Every company develops an individual process of personnel selection over time. As the main responsible department, HR decides who takes part in interviews, who makes decisions, etc. HR blocks resources and controls the process via software.

The selection should be based on the company's expectations and requirements. Nevertheless, there is a process that the selection of personnel can be based on:

Prepare a requirement profile

Create a requirement profile and define which qualifications and skills a candidate must bring and which expectations are attached to the position.

Create job advertisement

Based on the requirement profile, you can create and publish a job advertisement - internally or externally via job boards, social networks, etc.

Analyze applications

You or software, or you and software, view and analyze the applications based on defined criteria.

Make a preselection

From the best applicants received, you select those whom you want to get to know better.

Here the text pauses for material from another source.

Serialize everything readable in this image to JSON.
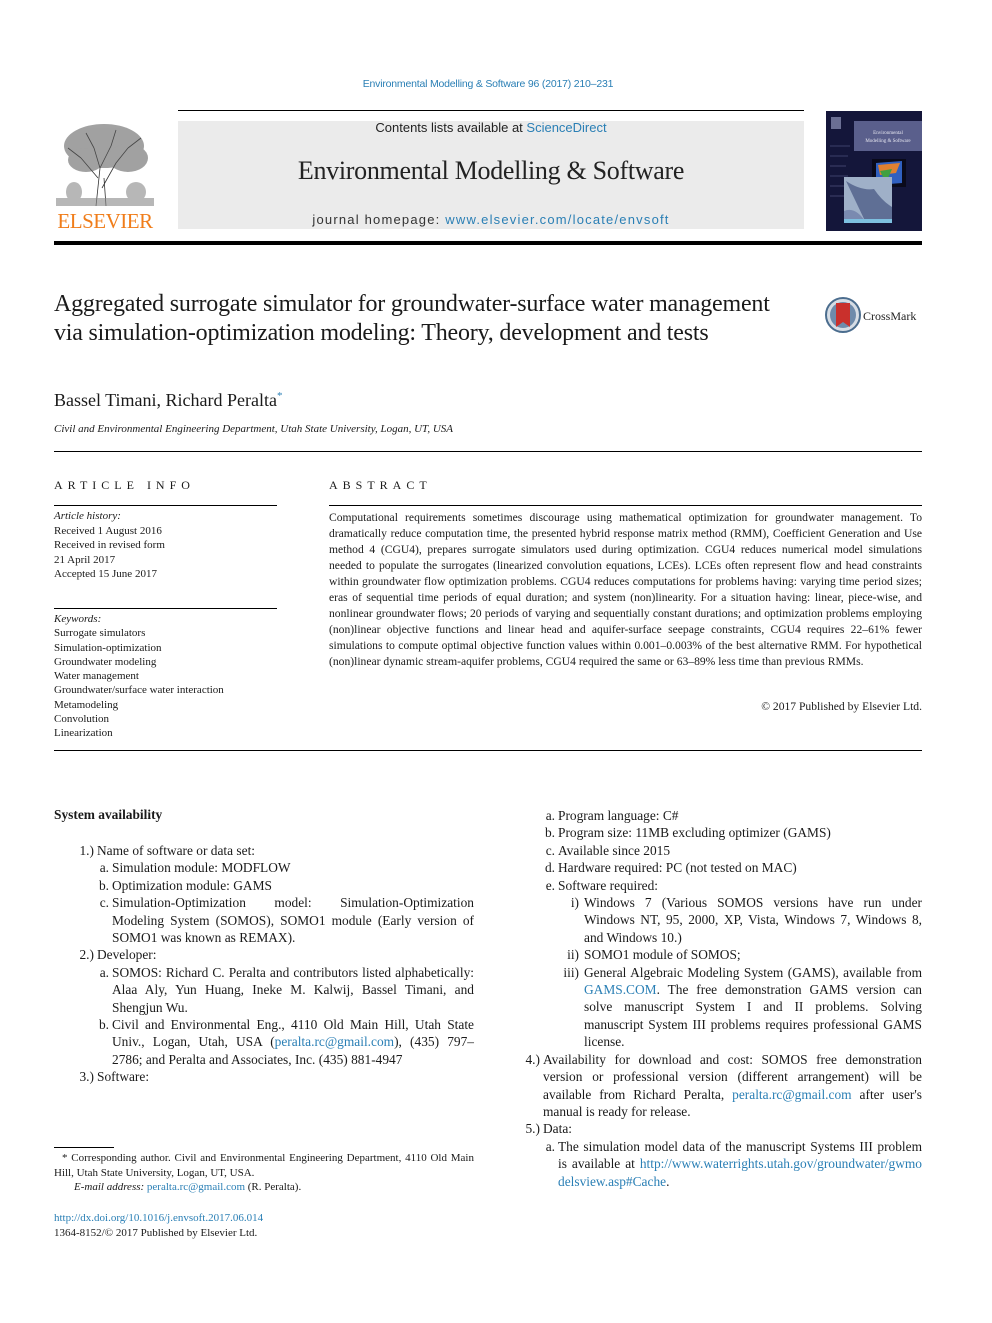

Have conversations

Personal conversations can be carried out in the form of telephone interviews, job interviews or as part of an assessment center. You can get a more detailed picture of the candidates. Conversations can be supplemented by tests.

make decision

At the end of the day, you (or you and your colleagues) decide which applicant will be accepted for the position. This is followed by salary negotiations and the signing of the employment contract so that the cooperation can start.

Example: Personio's personnel selection process

Personio is growing fast. Correspondingly many applications land on the desk of the HR department every day.

The company's own software supports applicant management - from the pre-selection to the creation of a digital personnel file for a newly hired employee. With Personio, HR applicants can quickly give feedback, guide them quickly through the process (initial discussions, interviews, contract negotiations) and efficiently involve colleagues at the same time. The software automatically reminds them of upcoming application interviews or feedback that is still open.

All information about the applicant is stored in a central location in compliance with data protection regulations and made available to all authorized persons. This transparency is important to both sides - applicants and colleagues: It accelerates processes and gives talents a good feeling, thus supporting a positive candidate journey.